Algy looked startled, and Biggles looked up irritably.
"What the devil are you talking about man?"
Bertie frowned. Well - I - I mean to say you can’t want me to - after - " he took a breath. "I won’t deny it," he added in a rush, rather defiantly.
Biggles threw down his paper with a sigh. "I wasn’t aware anyone was accusing you of anything," he said mildly.
"But - " Bertie looked at Algy with a bewildered expression.
"No-one's asking you to leave," Algy confirmed softly.
"You're not - worried?" swallowed Bertie, still waiting for the other shoe to drop. "I mean - Ginger - "
Biggles fixed him with a sharp look. "Do you have any untoward intentions towards the lad?"
"No!" Bertie cried indignantly.
"Well, there you are then," replied Biggles, straight-faced. Algy hid a smile in his hand.
"Right. Um." Bertie got back to his feet, pausing in the doorway, still hardly able to take it in. "Thank you," he said, quietly.
Biggles, by now standing at the window, merely nodded. Algy smiled, and yawned. "Night Bertie."

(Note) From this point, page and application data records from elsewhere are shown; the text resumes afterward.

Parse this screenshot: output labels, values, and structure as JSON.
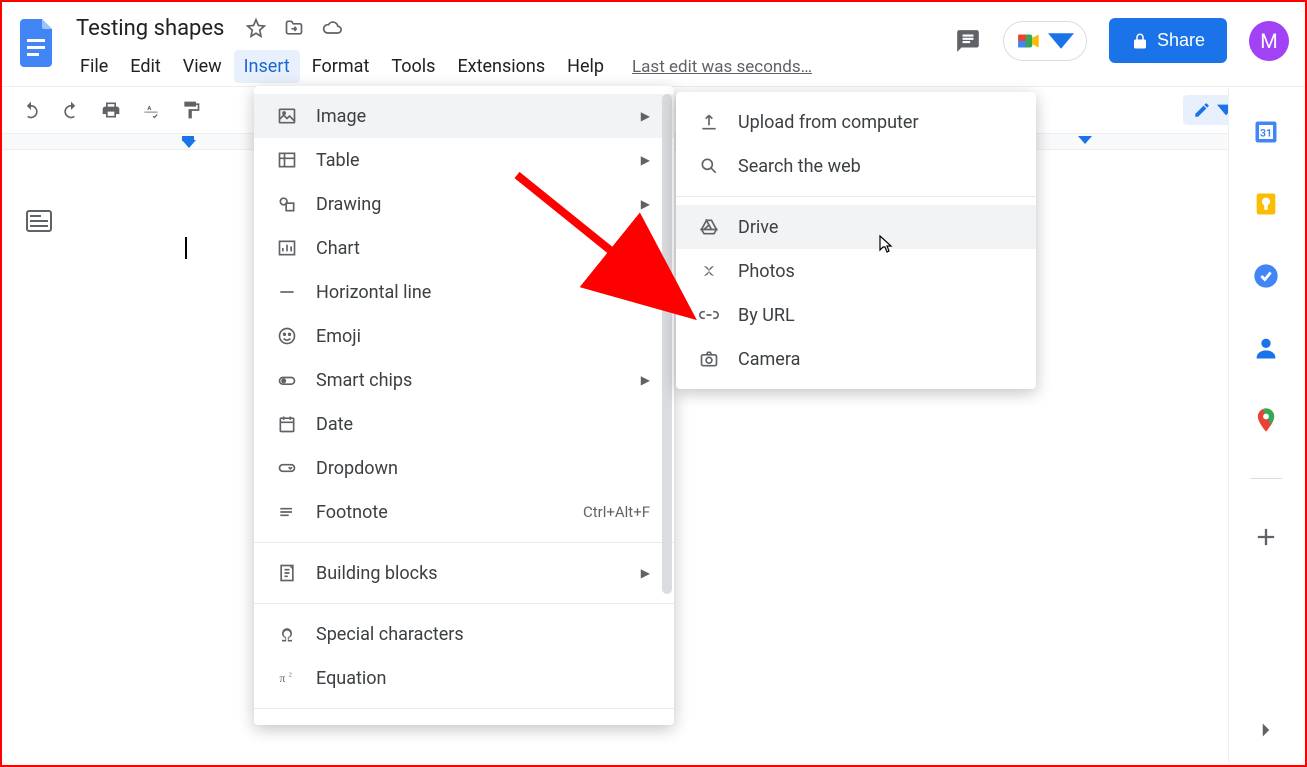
{
  "doc": {
    "title": "Testing shapes"
  },
  "menus": {
    "file": "File",
    "edit": "Edit",
    "view": "View",
    "insert": "Insert",
    "format": "Format",
    "tools": "Tools",
    "extensions": "Extensions",
    "help": "Help"
  },
  "edit_status": "Last edit was seconds…",
  "share_label": "Share",
  "avatar_letter": "M",
  "insert_menu": {
    "image": "Image",
    "table": "Table",
    "drawing": "Drawing",
    "chart": "Chart",
    "hline": "Horizontal line",
    "emoji": "Emoji",
    "smart_chips": "Smart chips",
    "date": "Date",
    "dropdown": "Dropdown",
    "footnote": "Footnote",
    "footnote_shortcut": "Ctrl+Alt+F",
    "building_blocks": "Building blocks",
    "special_chars": "Special characters",
    "equation": "Equation"
  },
  "image_submenu": {
    "upload": "Upload from computer",
    "search": "Search the web",
    "drive": "Drive",
    "photos": "Photos",
    "by_url": "By URL",
    "camera": "Camera"
  }
}
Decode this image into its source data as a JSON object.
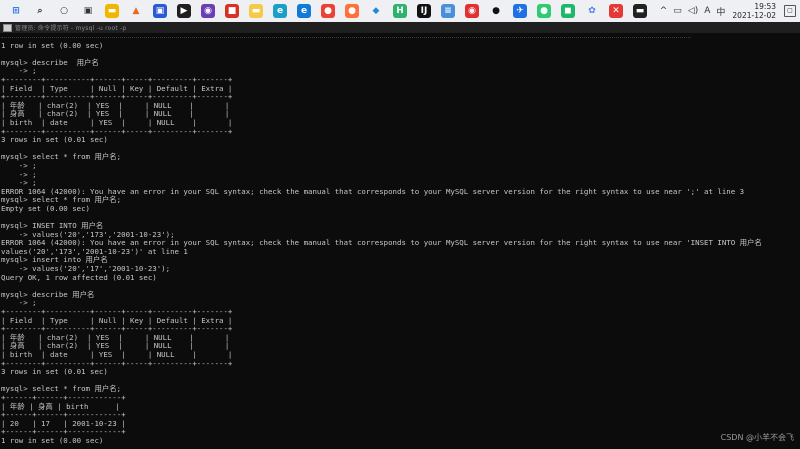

Once Bertie had left the room, Algy rose and crossed to where Biggles was staring down at the street.
Biggles heaved a quiet sigh. "He'll be the ending of all of us if he's not more careful."
Algy sucked his lower lip thoughtfully. "Reckon he'll be a mite more careful after this."
"Even so - "
"So what?" Algy interrupted. "You'd throw him out?"
"You know I wouldn’t." Biggles abruptly pulled the thick drapes closed and turned to face him. "Besides, it would make me something of a hypocrite, as I'm sure you'd be the first to remind me."
"Hopefully the only one," Algy grinned, and slid his arms round Biggles' neck, pressing a kiss to his mouth before he could object.
Biggles fended him off irritably.
"You're as bad as that ass Lissie. Do you want to be discovered?"
Algy shrugged, unabashed. "I'll tell you what I want, shall I?" he murmured instead, placing his mouth close to Biggles' ear.
"Bromide?" retorted Biggles, acidly.
But when Algy retired some little time later, it wasn’t all that long before Biggles followed him to their room.